William J. Astore, a retired lieutenant colonel (USAF) and a professor of history at the Pennsylvania College of Technology, elaborates on the case for a truth commission in an excellent piece which appeared at History News Network. Astore wrote:
A full accounting of the torture decisions made by the Bush Administration would serve powerfully to reassure Americans that their government is, in fact, transparent and accountable to the law. Such a result would be more than advantageous: It would indirectly strengthen our national defense as well as people’s patriotism. Far easier it is to trust a government that owns up to its mistakes than one that cloaks them in bombast and bromides.
Self-serving bromides that excuse torture as the price of keeping America safe from evil-doers must be dismissed with extreme prejudice. Even self-preservation is no excuse for torture or similar war crimes. It’s easier to see the truth of this when you look at the abuses committed by countries other than one’s own.
This is why Glenn Greenwald is absolutely correct to highlight the depressing difference between the reluctance of America’s ruling class to investigate its own sins and British opposition leaders’ nearly universal call for a full scale investigation into charges that British agents were complicit in the torture of Binyam Mohamed, a British resident who was released from Guantanamo and returned to Britain two weeks ago, after seven years of often brutal detention.
Greenwald is even angrier at American journalists who are complicit in the effort to cover up the crimes of the Bush administration, and FCP shares all of his disgust:
It’s difficult to select what one thinks is the single most illustrative symbol of how our country now functions, but if I were forced to do so, I would choose the fact that it is America’s journalists — who claim to be devoted to serving as a check on Government and exposing its secrets — who are, instead, leading the way in demanding that the Government’s actions of the last eight years be concealed; in trying to quash efforts to investigate and expose those actions; and in demanding immunity for government lawbreakers. What kind of country does one expect to have where (with some noble exceptions) it is journalists, of all people, who take the lead in concealing, protecting and justifying government wrongdoing, and whose overriding purpose is to serve, rather than check, political power? “Upside down world,” indeed.
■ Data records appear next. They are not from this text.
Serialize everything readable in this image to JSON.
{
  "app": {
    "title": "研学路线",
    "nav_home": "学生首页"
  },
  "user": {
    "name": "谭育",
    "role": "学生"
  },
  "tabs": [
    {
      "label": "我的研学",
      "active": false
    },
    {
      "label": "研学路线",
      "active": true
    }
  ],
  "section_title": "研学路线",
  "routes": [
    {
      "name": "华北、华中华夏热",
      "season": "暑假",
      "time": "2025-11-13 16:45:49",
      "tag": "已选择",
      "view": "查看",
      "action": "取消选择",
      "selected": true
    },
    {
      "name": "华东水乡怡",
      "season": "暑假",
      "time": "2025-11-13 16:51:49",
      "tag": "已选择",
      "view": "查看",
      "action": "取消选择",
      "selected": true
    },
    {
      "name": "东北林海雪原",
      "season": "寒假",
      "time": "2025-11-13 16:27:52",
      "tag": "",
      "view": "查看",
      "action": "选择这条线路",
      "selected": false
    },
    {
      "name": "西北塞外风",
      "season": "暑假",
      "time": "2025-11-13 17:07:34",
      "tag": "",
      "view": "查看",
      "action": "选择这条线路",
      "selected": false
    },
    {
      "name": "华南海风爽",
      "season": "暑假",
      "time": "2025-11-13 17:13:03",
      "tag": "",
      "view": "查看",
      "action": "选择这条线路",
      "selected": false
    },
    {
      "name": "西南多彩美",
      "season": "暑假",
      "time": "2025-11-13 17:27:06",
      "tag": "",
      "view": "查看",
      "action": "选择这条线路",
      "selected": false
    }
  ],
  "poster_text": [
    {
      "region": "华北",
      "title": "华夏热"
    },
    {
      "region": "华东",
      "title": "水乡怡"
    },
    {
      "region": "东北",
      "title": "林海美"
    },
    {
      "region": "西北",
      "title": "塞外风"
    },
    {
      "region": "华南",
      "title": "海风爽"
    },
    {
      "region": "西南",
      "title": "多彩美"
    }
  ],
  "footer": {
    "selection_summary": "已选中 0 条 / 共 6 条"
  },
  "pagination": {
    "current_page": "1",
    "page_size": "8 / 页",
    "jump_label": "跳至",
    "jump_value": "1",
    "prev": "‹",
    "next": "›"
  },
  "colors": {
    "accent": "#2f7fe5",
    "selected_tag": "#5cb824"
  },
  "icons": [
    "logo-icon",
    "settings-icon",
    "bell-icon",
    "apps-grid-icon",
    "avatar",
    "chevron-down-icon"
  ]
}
Correction: In the original version of this article, Tom Malinowski was described as being a lawyer. Malinowski is a human rights advocate, not a lawyer. CJR regrets the error. Return to the corrected sentence.Charles Kaiser is a former media critic for Newsweek and the author of three books, most recently The Cost of Courage, about one family in the French Resistance.